## BRIEF
If a line of the data contains the word "JSON", it is counted; report how many such lines there are and nothing else.

## DATASET EXTRACT
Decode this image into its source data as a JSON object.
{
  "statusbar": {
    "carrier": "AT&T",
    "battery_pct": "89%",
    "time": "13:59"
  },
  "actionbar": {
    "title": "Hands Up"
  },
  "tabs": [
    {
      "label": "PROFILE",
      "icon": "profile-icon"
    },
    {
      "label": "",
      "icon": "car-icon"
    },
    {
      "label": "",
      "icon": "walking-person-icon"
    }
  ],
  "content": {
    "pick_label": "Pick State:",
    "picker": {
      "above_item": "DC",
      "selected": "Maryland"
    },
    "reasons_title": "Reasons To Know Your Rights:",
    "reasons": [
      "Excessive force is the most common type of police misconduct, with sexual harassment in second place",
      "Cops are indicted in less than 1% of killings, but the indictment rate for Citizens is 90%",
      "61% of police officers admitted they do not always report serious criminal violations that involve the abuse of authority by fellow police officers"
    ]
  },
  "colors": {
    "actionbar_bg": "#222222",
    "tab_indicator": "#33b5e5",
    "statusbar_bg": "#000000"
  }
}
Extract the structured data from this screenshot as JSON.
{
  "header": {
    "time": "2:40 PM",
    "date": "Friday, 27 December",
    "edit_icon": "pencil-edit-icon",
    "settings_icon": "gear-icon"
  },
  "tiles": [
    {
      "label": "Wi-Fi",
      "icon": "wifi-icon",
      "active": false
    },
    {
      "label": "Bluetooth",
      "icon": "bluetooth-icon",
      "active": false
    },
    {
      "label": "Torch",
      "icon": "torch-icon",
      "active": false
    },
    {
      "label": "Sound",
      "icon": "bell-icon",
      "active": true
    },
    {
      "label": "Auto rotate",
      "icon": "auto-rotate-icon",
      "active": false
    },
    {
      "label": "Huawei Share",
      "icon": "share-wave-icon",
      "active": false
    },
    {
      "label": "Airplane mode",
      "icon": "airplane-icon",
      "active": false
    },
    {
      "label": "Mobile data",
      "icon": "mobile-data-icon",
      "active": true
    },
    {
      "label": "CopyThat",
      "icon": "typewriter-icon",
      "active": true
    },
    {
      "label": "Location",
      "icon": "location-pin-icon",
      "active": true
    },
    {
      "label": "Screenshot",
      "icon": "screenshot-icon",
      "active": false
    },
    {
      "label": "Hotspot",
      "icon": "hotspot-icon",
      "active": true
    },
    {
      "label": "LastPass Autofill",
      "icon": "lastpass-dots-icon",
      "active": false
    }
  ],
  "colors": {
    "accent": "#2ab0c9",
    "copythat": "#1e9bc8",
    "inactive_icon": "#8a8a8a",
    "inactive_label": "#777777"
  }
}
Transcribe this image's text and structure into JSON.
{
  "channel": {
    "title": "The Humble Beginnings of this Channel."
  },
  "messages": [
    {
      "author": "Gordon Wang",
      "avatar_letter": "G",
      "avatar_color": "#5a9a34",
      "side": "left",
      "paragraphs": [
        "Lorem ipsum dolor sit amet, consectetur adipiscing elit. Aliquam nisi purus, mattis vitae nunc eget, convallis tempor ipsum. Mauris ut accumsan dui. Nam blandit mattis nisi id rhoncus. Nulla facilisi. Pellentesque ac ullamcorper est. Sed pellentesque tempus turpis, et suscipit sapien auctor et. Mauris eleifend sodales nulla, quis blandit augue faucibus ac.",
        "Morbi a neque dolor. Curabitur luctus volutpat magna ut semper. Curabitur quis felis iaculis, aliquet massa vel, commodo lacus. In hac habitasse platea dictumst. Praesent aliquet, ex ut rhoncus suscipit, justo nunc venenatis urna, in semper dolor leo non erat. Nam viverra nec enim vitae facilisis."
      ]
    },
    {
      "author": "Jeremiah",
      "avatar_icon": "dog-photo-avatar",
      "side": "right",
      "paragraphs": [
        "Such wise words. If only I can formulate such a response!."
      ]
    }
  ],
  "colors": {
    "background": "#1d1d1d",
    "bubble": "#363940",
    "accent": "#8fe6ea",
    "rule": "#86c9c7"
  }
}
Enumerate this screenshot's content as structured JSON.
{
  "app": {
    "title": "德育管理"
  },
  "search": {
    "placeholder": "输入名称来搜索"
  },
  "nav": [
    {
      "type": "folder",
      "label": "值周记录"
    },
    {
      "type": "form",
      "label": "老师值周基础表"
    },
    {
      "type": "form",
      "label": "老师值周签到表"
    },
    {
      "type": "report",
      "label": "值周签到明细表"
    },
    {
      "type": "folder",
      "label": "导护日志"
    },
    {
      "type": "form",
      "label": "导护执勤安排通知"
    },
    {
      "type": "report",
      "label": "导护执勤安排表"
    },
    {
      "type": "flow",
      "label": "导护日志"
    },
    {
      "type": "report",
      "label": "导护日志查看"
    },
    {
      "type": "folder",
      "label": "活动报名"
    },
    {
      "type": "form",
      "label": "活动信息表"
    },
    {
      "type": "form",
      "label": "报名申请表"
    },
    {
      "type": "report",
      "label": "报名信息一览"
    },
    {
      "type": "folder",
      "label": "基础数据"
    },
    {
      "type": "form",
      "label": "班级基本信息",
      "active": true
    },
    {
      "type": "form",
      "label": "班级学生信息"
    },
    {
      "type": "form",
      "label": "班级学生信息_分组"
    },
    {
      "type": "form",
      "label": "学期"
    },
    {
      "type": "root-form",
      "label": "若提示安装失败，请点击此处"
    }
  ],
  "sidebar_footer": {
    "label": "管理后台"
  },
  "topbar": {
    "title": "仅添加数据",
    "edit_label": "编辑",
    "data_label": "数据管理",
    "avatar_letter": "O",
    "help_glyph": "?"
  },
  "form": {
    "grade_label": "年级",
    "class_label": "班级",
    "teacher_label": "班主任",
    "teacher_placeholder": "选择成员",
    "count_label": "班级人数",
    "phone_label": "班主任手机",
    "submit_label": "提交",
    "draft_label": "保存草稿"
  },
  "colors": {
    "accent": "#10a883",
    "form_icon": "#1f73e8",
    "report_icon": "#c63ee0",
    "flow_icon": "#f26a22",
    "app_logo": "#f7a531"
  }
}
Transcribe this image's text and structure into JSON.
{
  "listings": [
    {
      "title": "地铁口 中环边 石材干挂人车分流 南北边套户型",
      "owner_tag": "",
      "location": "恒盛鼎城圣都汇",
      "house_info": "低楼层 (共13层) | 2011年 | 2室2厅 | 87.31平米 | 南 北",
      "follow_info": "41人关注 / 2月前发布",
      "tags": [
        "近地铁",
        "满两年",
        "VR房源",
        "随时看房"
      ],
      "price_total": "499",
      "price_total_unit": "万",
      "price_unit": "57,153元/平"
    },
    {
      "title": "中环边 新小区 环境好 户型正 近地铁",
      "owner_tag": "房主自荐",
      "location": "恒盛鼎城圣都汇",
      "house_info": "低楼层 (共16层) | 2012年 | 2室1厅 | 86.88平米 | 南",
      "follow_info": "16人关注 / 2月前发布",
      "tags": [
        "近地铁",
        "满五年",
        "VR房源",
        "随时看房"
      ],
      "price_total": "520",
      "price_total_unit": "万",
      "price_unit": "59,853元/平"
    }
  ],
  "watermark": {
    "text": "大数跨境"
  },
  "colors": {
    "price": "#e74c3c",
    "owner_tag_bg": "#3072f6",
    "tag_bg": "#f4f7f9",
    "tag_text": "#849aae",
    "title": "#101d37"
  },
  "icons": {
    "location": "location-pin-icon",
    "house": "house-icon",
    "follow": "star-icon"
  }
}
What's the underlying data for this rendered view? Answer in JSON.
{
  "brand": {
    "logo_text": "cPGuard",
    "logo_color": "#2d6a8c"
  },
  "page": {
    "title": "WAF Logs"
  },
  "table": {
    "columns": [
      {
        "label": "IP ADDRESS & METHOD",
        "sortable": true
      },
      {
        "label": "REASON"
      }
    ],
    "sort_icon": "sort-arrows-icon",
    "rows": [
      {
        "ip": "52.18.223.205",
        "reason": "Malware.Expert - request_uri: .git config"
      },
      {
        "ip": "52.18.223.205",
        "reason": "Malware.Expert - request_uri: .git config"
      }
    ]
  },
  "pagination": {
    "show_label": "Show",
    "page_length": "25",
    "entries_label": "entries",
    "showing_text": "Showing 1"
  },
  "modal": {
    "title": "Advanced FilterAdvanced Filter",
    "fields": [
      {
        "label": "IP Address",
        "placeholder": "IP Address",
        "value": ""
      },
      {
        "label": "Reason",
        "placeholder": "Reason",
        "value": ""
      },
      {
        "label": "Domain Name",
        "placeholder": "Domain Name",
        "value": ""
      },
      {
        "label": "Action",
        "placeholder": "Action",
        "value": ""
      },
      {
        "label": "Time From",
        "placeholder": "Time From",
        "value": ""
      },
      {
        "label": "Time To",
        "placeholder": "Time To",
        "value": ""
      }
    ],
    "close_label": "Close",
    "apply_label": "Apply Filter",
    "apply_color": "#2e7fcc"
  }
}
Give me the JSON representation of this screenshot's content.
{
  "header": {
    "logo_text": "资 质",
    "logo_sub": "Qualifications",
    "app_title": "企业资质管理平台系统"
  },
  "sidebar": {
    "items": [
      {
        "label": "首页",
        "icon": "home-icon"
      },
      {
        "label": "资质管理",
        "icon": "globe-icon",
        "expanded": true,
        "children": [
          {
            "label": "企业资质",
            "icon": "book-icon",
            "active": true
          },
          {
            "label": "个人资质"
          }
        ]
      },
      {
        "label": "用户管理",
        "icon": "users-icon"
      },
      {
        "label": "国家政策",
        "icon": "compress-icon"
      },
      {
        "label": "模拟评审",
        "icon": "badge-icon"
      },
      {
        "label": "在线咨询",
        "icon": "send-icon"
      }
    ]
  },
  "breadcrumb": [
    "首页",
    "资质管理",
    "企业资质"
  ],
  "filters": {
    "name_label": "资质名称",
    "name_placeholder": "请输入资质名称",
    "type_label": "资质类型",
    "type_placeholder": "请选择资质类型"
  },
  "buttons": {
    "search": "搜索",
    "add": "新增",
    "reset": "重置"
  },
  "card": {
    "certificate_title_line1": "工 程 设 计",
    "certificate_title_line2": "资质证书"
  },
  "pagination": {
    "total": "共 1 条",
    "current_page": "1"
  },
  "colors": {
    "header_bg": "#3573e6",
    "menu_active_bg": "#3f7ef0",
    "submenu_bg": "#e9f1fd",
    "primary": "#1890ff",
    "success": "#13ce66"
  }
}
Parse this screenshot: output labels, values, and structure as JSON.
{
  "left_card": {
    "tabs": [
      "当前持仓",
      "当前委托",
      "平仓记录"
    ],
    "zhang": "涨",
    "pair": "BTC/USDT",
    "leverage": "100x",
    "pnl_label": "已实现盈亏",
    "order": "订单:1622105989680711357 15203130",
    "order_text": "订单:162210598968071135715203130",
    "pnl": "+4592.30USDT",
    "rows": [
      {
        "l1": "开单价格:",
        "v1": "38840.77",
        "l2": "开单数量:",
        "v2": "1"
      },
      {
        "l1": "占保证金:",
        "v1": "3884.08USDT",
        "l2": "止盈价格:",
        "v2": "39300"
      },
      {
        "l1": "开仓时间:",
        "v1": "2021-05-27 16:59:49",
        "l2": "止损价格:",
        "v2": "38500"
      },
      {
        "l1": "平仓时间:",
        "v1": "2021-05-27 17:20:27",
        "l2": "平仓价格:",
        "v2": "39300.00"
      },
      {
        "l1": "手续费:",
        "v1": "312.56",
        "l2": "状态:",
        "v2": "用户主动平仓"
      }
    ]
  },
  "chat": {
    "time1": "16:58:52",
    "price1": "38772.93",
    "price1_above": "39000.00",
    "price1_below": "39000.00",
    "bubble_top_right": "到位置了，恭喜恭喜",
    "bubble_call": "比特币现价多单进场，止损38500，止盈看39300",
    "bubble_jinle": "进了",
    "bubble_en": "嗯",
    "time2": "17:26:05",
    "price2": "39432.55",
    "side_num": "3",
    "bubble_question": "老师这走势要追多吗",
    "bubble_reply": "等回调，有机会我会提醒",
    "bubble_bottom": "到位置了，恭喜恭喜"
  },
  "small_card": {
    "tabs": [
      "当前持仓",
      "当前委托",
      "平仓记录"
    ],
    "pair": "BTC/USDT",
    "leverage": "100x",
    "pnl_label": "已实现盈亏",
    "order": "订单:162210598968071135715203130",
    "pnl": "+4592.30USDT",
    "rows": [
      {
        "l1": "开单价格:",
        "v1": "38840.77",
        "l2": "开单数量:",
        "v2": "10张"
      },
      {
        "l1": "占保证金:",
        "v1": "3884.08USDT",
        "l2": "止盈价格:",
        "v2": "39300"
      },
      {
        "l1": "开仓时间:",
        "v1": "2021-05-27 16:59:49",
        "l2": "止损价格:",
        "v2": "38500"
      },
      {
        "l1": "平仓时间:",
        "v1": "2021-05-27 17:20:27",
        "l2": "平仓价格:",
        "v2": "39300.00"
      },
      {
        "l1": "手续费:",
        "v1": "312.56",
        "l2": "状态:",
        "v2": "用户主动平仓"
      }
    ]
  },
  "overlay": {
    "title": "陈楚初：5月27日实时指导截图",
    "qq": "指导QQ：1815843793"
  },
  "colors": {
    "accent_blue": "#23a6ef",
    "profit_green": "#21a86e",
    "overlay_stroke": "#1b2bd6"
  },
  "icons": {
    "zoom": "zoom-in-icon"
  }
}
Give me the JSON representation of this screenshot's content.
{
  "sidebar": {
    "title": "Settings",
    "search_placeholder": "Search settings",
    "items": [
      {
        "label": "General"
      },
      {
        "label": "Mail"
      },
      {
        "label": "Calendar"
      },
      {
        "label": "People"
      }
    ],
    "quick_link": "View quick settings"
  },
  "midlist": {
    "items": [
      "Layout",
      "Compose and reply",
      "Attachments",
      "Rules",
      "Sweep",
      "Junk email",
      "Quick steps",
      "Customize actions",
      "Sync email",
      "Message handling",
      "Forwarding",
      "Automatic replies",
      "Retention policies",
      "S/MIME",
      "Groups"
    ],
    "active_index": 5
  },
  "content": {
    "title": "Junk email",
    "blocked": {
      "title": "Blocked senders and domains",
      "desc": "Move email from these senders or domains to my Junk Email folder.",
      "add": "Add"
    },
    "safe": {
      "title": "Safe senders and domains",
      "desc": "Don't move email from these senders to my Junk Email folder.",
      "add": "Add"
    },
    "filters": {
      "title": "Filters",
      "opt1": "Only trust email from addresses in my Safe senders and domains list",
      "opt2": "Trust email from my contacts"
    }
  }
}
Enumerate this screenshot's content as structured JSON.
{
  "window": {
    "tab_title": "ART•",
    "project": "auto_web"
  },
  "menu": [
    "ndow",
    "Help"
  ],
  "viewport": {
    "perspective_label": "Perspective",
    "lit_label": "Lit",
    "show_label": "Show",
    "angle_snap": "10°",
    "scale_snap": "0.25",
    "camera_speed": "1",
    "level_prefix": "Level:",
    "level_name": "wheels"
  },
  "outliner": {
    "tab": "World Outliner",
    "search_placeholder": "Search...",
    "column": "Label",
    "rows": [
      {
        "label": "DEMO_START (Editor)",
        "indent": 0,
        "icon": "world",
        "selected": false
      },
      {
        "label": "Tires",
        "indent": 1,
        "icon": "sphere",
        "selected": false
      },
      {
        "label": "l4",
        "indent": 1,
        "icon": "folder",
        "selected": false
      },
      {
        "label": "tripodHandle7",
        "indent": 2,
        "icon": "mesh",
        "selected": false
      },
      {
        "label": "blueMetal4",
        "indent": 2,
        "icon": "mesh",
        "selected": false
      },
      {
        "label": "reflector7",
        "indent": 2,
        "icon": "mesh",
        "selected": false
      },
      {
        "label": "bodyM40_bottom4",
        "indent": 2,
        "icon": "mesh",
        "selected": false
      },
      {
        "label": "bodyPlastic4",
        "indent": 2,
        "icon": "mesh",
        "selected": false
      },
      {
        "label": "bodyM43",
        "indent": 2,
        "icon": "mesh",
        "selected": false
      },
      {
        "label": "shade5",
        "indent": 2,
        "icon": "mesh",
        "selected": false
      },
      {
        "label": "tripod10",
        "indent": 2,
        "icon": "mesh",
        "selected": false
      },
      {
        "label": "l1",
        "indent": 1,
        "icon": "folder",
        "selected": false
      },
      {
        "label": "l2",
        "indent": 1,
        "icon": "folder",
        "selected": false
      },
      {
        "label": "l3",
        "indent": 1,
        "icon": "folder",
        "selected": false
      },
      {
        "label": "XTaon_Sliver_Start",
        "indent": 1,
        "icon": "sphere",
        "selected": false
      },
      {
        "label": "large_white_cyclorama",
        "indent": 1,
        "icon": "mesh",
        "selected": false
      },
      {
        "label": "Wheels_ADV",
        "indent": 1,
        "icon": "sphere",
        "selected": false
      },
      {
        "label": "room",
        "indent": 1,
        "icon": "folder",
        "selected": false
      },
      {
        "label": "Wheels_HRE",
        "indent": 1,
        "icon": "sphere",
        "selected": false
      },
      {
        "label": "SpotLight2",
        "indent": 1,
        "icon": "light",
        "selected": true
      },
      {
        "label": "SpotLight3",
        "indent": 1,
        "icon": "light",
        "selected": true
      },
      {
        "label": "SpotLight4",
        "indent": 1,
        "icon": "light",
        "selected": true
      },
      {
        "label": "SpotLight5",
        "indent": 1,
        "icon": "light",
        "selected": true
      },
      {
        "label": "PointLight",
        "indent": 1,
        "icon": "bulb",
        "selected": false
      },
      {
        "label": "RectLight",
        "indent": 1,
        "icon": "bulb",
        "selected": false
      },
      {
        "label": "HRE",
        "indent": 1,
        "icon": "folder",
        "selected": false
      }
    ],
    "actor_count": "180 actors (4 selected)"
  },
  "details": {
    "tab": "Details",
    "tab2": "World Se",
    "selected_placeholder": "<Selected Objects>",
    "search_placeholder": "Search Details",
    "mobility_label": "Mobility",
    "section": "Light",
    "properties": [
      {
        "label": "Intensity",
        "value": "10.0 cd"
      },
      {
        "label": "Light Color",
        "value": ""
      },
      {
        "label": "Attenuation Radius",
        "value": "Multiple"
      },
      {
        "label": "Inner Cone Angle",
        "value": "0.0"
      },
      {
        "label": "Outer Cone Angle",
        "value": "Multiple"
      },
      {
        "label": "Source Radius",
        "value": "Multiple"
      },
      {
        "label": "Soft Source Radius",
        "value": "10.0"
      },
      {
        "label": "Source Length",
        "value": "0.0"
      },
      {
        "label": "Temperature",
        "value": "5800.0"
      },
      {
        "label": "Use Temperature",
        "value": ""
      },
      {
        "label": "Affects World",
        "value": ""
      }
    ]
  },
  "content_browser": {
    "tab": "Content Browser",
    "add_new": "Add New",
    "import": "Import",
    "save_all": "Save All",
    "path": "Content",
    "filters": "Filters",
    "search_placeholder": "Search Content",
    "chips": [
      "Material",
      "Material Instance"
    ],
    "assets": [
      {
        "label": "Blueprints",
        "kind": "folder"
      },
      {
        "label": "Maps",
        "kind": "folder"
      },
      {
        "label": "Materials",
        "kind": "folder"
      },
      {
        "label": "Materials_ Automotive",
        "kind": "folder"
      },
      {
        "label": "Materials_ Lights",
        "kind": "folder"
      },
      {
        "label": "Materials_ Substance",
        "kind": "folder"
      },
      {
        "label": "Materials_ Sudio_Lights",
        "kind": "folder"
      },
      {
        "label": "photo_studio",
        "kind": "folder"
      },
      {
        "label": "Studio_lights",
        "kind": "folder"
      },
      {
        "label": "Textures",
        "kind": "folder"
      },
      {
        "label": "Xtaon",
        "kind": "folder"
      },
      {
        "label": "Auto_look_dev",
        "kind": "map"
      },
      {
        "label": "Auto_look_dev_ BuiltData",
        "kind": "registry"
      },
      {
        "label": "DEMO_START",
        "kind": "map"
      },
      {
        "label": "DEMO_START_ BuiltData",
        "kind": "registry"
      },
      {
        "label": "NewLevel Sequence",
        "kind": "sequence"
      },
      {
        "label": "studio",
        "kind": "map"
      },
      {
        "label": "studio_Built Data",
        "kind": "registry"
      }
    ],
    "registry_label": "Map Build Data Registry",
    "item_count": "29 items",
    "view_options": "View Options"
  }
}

## SOLUTION FOR THIS TASK
10